## [RECORDS SHOWN]
* * * * * * * * *

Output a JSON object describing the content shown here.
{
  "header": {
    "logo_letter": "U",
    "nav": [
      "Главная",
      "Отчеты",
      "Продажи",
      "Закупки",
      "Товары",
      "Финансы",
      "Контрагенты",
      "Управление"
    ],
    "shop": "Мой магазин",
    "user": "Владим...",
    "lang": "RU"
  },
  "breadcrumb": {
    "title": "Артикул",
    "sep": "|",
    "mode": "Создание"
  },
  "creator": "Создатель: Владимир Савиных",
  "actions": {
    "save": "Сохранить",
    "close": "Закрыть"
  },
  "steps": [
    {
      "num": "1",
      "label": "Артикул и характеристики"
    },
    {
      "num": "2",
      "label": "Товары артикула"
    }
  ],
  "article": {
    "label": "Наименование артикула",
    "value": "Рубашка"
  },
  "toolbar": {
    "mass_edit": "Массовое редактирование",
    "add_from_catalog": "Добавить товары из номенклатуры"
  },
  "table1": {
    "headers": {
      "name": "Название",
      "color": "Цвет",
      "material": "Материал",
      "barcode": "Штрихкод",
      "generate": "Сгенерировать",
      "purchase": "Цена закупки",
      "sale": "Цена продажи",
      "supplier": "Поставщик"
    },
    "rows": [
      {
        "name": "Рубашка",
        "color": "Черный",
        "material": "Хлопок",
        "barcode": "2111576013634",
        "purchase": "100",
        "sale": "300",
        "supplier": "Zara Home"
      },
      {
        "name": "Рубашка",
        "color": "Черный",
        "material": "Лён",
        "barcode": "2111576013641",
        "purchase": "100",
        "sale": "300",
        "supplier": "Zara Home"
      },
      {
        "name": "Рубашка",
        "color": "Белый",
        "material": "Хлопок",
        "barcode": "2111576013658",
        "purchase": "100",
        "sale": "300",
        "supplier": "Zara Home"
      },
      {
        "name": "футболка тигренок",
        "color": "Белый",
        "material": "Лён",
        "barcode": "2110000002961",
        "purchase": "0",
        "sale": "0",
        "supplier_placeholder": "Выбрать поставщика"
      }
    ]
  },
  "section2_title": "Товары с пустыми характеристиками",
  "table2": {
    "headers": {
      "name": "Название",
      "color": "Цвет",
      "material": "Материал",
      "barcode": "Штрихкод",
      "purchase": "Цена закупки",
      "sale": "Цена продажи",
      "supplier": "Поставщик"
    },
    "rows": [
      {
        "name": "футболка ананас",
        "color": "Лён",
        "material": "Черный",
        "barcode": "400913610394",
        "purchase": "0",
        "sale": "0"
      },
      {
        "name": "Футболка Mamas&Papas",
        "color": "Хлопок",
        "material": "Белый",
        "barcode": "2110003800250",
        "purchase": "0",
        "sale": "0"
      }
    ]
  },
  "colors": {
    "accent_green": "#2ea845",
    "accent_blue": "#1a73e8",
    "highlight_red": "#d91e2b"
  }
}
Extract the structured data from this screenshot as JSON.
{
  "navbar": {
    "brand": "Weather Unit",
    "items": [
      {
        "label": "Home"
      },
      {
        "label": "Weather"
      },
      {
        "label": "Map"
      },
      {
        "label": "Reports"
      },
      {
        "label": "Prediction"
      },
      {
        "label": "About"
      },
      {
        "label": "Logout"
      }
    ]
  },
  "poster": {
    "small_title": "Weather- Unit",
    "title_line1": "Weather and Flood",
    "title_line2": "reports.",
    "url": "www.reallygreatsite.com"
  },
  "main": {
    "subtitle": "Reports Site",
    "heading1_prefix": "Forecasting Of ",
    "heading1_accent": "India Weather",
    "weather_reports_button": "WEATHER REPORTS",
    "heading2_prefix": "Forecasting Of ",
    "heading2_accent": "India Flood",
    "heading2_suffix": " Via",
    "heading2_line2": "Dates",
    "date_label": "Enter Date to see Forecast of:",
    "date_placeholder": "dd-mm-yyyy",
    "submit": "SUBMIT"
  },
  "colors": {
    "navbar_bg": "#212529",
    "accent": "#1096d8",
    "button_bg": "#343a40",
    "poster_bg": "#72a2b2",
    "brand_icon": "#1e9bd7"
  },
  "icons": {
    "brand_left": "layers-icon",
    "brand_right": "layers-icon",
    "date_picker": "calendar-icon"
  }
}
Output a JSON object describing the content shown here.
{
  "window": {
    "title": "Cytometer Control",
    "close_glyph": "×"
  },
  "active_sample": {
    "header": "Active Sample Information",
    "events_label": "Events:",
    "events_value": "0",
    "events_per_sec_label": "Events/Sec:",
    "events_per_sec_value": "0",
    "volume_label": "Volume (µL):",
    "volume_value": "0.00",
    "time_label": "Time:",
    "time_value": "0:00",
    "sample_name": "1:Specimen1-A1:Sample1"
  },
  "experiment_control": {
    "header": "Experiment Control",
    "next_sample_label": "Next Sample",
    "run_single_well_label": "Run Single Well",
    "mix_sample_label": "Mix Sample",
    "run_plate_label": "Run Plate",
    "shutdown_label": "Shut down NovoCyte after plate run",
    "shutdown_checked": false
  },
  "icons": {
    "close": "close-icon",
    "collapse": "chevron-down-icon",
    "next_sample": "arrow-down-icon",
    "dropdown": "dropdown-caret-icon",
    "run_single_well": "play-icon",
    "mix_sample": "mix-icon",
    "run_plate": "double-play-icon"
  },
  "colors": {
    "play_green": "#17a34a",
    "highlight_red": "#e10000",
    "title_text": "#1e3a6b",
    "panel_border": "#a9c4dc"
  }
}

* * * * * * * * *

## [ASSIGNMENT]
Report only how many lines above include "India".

## [TASK SOLUTION]
2